True, the number of ‘not free’ countries designated by Freedom House has risen constantly since 2006. And the outbreak of conflicts involving states with high spending capacity but low human-rights records has increased the demand for armaments, satisfied in significant measure by EU member states.
But all the countries analysed have also been subjected to a process of ‘marketisation’ and associated easing of arms exports in recent decades, intertwining with Europeanisation and globalisation. There has been a ‘secularisation’ of the arms market via a neoliberal narrative based on market fundamentalism, which has interpreted social justice and respect for human rights as a consequence of unregulated competition. This marketisation, reflected in the increasing influence of economic variables at the expense of ethical and strategic concerns, has been identified by scholars in several EU countries, including Sweden, Italy, the UK, Germany and France.
Yet, despite the rising trend of arms exported to ‘not free’ countries, the EU is more attentive to human-rights records than is the rest of the world. In Figure 2 the blue line indicates the share of EU arms exports between 2004 and 2021 going to ‘not free’ countries; the orange line charts the same ratio for the destination of world arms exports.
Figure 2: seven-year simple moving averages of EU conventional arms exports to ‘not free’ countries (as % of EU arms exports) and world conventional arms exports to ‘not free’ countries (as % of world arms exports)
Both follow a rising trajectory but the EU ratio is always lower. The distance between the two lines indicates the value the EU adds in attention to human rights and democracy in this arena—the gap represents what distinguishes the EU from the rest of the world.
The EU has a distinctive identity with regard to attention to human rights. And arms-export controls, if formulated strictly, can be effective and reduce arms exports to countries with poor human-rights records or scant respect for democracy. The aim is to achieve universality beyond any dichotomy or double standard.
Even strict regulations are however not used enough. Strengthening them could enrich the EU toolkit to promote democracy and human rights, reinforcing the union’s identity and working toward rebuilding the fabric of arms control. This is an essential step towards a peaceful international system.
A fuller version of this argument is available in European Foreign Affairs Review
Chiara Bonaiuti is a research associate at the Jean Monnet Centre of Newcastle University and postdoctoral researcher at the Istituto di Ricerche Economiche e Sociali (IRES) co-founded by CGIL Toscana.
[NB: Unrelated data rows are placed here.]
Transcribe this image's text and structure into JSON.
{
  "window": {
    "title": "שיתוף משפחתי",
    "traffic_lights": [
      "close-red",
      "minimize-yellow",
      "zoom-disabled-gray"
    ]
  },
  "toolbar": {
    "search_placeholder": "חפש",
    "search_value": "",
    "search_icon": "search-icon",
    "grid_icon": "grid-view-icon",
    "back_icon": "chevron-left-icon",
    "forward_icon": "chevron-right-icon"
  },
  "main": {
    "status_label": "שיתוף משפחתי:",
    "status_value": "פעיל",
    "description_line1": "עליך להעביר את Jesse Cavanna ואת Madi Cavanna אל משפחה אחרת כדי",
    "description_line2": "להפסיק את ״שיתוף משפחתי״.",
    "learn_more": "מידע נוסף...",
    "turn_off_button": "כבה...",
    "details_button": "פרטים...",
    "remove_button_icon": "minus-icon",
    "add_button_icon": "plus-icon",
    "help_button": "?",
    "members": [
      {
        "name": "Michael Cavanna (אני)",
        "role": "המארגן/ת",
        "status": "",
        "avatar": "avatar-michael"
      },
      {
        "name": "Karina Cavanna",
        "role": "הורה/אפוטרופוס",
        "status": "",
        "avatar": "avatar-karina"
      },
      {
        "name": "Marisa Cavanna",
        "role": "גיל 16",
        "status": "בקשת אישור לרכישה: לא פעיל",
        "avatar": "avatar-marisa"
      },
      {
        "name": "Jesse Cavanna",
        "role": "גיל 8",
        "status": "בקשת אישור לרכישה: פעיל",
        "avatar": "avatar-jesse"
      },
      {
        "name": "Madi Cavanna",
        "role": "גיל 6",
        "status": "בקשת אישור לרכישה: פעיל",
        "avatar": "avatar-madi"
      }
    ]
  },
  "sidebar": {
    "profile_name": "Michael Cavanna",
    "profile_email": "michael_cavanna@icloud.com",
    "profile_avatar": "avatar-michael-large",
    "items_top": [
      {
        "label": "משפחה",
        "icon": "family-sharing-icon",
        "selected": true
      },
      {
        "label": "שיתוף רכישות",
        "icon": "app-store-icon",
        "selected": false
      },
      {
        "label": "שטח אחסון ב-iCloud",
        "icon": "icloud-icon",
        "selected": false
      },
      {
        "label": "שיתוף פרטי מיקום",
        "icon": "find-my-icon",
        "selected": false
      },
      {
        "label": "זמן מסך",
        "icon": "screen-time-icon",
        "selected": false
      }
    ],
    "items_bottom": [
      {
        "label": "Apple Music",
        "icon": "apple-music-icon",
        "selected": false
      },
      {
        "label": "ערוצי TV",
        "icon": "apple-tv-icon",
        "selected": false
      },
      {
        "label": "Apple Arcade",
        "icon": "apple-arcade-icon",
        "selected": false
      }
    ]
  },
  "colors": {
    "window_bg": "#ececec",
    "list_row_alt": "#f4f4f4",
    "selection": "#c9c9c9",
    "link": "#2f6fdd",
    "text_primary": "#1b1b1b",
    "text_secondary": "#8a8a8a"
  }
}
She has published books and essays on arms control and disarmament.